Missouri snowpack below normal

Snowpack in the Missouri River drainage that eventually flows into Lake Sakakawea is currently running slightly less than average for this time of year.

The U.S. Army Corps of Engineers say the snow water equivalent in the snowpack above Fort Peck Reservoir in Montana equaled 84 percent of the Feb. 1 long-term average. For the Fort Peck to Sakakawea reach, generally considered the plains snowpack, the Feb. 1 percentage of normal was 86 percent.

According to the Corps, normally the Feb. 1 snowpack in the Missouri River basin has reached 64 percent of its yearly total.

Early indications are that runoff in the basin this spring will be 25.6 million acre feet of water. Average is considered 25.3 maf. With several weeks of winter remaining and spring rains to follow, conditions could change considerably before the start of the spring runoff.

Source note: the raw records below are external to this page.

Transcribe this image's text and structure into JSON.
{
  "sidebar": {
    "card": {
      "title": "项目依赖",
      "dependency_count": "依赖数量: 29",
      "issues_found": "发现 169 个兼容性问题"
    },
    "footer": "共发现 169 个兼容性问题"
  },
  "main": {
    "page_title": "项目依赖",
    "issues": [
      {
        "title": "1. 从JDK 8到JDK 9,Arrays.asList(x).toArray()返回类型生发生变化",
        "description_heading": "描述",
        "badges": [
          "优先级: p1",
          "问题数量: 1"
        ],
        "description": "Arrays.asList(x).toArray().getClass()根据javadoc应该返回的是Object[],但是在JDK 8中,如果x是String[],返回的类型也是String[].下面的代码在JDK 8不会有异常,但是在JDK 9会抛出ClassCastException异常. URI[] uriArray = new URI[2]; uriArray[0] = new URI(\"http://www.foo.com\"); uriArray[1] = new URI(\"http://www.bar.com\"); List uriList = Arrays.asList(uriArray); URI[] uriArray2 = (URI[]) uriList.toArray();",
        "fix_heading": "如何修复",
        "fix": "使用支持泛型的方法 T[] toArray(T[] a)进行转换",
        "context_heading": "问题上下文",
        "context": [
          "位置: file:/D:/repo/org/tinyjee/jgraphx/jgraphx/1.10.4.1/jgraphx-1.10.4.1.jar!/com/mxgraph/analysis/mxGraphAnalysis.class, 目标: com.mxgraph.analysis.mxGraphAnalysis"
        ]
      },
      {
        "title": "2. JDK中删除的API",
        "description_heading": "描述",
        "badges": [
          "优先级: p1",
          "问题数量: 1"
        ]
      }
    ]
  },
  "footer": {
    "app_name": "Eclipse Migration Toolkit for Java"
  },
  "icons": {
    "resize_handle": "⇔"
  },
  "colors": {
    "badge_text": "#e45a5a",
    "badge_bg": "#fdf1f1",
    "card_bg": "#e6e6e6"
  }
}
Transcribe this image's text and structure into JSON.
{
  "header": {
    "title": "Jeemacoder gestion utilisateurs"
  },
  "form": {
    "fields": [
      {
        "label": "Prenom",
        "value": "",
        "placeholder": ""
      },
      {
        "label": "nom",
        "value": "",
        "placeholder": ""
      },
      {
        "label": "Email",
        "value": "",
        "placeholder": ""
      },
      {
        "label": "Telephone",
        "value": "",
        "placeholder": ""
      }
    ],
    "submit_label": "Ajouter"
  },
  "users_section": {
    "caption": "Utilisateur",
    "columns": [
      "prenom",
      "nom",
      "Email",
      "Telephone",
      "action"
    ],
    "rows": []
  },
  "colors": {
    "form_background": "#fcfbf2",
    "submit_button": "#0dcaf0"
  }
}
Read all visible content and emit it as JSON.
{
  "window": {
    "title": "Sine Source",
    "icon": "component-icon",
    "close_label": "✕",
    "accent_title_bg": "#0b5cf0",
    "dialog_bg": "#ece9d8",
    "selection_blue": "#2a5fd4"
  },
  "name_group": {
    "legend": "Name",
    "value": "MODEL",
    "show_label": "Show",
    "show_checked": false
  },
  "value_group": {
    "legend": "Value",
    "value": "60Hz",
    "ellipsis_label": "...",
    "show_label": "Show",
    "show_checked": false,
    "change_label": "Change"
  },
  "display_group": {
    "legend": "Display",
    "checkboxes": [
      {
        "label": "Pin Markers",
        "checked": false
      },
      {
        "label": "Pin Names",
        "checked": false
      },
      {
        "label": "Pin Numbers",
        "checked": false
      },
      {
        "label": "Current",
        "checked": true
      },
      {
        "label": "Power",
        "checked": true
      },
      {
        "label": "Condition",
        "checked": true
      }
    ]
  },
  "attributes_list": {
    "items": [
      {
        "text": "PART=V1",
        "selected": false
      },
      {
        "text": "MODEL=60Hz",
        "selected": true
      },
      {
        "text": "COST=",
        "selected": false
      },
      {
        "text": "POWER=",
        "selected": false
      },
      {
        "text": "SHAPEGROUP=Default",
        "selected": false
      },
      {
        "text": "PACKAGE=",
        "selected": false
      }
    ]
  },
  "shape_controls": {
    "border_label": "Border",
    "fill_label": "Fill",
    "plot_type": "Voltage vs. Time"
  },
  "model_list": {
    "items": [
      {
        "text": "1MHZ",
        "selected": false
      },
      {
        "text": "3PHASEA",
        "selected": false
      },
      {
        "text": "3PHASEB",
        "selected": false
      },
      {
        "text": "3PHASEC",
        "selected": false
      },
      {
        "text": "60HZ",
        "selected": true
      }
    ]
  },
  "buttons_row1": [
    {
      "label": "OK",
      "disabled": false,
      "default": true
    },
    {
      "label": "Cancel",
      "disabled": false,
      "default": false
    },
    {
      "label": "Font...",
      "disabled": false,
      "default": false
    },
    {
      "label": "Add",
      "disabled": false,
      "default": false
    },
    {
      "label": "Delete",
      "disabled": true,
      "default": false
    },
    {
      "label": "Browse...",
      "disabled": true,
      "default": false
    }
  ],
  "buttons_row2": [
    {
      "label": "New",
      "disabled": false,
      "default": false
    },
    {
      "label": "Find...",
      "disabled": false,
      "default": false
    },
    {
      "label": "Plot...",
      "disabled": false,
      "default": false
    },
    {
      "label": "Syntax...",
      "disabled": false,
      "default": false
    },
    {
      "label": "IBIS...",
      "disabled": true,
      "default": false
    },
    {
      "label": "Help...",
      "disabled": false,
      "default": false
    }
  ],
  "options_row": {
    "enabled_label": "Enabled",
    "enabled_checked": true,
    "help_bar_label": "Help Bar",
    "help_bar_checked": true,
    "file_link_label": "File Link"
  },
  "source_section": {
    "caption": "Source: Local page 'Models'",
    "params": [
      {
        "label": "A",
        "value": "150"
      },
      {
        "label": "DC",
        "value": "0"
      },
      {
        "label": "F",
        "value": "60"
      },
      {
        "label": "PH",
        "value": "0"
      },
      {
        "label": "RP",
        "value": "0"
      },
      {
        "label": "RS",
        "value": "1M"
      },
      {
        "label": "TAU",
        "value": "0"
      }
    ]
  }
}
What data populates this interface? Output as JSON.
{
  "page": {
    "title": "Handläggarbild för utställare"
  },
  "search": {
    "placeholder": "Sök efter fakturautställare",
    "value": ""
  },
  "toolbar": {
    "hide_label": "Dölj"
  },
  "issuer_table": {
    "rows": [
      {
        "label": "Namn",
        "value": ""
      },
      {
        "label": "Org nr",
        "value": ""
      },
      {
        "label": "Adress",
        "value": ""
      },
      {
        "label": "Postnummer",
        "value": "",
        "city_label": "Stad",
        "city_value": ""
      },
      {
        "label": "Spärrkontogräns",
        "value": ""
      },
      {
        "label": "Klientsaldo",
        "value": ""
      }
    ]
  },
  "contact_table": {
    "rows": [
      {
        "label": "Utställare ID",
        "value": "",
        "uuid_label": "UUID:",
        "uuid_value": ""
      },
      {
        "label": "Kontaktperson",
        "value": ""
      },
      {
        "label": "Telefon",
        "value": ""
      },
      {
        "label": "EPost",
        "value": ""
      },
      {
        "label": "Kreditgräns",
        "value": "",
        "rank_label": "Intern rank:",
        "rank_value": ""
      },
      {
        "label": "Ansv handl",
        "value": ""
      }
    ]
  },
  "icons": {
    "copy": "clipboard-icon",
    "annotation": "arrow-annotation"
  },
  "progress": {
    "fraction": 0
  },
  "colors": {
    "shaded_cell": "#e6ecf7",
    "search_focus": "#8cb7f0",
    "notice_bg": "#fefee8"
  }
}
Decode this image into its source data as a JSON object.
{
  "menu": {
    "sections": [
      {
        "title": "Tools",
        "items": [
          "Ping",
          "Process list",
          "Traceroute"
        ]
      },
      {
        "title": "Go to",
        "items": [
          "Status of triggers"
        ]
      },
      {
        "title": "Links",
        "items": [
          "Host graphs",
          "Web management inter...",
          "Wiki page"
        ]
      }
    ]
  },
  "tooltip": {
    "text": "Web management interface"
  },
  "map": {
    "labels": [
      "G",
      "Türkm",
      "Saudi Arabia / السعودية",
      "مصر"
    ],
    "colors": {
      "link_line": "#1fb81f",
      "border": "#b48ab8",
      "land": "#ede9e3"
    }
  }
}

As of Feb. 1 the Corps expects Lake Sakakawea to peak this summer slightly over 1,842.2 feet. Last year Sakakawea saw a peak elevation of 1,852.8 feet. Spillway level is 1,854 feet. Lake Sakakawea stood at 1,838.72 feet Wednesday and is expected to reach its Feb. 28 target level of 1,837.5 feet, an elevation considered necessary to provide ample storage in preparation for spring runoff.